Whenever a line in the records below holds the string "icon", copy it out.

◆ GIVEN INFORMATION
=====

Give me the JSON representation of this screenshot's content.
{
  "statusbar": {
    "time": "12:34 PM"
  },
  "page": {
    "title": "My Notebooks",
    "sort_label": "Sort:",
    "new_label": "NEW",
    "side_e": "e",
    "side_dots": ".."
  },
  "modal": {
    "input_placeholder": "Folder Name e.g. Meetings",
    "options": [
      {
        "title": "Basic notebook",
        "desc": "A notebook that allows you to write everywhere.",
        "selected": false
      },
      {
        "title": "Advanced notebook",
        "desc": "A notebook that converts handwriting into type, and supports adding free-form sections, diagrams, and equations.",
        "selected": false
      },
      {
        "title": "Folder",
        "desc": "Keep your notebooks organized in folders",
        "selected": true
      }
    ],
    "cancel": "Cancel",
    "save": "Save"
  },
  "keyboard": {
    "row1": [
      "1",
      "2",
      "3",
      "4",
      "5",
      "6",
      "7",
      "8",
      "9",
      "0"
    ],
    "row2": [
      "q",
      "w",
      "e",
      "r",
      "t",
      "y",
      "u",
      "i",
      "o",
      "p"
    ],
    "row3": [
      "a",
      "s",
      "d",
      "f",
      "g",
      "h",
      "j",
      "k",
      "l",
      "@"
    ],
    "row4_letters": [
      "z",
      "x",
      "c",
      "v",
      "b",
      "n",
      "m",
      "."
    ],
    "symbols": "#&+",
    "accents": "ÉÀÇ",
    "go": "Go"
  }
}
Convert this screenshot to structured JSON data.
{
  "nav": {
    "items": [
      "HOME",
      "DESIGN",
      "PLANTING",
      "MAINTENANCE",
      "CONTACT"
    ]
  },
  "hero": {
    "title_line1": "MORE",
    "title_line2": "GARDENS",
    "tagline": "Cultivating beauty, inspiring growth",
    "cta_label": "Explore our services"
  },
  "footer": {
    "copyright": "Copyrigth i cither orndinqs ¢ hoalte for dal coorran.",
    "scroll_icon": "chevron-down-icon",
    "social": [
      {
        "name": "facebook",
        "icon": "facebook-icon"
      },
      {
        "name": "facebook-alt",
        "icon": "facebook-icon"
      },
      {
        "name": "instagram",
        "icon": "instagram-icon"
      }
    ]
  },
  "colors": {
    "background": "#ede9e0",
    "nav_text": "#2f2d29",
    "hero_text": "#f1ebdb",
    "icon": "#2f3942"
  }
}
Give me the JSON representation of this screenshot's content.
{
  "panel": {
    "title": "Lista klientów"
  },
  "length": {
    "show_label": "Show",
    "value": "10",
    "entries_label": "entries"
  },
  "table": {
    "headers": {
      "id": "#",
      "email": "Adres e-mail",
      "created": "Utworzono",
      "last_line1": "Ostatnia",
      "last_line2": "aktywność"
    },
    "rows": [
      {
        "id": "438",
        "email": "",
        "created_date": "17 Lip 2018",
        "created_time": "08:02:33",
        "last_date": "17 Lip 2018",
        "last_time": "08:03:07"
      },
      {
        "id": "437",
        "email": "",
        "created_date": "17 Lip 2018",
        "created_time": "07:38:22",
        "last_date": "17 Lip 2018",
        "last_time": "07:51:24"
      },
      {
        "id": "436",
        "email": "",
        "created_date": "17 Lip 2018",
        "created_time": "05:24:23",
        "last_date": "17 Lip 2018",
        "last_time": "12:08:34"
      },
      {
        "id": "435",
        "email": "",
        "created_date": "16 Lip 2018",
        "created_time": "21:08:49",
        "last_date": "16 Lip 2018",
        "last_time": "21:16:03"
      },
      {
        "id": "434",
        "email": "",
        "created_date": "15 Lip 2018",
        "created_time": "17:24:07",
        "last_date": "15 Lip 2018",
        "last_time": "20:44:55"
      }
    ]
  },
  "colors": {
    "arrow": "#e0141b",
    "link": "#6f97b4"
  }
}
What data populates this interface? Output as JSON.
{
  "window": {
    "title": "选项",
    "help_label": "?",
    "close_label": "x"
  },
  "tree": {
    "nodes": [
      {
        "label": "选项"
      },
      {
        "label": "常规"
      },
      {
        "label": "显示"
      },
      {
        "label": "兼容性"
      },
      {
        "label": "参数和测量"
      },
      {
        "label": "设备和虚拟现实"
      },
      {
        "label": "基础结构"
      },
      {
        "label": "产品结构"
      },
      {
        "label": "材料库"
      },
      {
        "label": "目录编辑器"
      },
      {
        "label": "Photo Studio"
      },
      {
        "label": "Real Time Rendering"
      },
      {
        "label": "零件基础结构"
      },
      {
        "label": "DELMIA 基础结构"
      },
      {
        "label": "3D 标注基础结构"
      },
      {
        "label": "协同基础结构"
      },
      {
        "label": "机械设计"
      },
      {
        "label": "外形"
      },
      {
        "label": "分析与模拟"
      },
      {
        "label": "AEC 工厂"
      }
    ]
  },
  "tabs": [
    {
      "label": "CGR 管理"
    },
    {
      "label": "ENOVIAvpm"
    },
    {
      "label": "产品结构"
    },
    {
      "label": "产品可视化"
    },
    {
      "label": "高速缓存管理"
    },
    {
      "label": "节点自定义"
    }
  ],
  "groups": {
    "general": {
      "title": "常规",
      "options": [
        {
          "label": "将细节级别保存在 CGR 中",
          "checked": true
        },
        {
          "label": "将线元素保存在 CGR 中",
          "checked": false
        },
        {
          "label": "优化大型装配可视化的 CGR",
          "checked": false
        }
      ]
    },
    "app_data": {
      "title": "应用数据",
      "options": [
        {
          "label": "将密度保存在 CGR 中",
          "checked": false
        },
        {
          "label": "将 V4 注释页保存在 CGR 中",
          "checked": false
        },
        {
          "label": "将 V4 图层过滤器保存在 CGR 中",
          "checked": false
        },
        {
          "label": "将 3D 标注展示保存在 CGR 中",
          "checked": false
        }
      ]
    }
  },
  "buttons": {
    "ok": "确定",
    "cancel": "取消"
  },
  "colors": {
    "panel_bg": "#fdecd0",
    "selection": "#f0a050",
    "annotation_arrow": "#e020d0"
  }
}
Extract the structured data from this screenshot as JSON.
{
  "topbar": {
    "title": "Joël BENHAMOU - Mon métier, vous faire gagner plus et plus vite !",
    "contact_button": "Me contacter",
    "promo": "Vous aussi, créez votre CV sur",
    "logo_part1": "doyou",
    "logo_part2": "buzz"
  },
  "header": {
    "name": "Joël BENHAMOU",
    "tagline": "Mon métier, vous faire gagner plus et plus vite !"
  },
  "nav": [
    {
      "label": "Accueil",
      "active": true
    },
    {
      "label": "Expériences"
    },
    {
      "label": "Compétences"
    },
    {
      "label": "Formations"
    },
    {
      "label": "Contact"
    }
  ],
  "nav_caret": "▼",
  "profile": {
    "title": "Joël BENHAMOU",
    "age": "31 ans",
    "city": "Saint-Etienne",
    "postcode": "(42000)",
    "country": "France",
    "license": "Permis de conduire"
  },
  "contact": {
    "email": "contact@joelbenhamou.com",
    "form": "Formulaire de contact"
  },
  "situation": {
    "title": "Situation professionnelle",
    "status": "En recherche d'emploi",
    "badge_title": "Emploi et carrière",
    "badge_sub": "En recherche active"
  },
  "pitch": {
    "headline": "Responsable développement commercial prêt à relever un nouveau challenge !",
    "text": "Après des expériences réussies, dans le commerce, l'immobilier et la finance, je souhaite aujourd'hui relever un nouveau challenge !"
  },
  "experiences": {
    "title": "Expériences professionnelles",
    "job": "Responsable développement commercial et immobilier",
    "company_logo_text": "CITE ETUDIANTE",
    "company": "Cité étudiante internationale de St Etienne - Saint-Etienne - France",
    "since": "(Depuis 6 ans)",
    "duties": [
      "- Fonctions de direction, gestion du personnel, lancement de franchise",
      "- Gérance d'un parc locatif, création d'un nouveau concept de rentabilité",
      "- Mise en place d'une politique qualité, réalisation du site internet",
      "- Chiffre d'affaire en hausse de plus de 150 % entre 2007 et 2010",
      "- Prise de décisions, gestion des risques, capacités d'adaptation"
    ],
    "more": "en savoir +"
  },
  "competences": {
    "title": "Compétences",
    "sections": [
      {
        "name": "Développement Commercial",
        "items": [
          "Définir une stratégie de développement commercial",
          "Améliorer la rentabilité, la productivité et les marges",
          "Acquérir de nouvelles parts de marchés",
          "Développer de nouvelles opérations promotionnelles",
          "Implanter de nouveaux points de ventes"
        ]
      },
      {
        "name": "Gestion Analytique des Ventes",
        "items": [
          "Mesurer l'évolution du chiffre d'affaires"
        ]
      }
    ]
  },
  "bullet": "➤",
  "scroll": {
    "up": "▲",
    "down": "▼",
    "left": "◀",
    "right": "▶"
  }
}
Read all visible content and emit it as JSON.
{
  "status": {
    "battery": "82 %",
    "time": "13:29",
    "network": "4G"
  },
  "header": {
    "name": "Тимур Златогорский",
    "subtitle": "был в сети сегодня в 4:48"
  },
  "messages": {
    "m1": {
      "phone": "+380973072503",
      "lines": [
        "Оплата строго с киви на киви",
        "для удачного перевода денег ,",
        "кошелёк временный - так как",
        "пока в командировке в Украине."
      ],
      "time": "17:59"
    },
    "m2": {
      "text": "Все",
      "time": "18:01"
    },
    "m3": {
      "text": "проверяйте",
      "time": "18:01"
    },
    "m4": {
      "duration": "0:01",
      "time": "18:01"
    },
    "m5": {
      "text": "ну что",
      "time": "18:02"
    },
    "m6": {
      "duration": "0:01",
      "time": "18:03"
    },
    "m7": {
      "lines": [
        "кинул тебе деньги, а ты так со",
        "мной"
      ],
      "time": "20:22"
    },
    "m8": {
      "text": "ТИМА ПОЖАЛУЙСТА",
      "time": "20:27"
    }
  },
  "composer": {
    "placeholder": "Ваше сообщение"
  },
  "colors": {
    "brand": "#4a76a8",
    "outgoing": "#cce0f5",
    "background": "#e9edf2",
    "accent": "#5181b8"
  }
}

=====

◆ ANSWER SPACE
    "scroll_icon": "chevron-down-icon",
        "icon": "facebook-icon"
        "icon": "facebook-icon"
        "icon": "instagram-icon"
    "icon": "#2f3942"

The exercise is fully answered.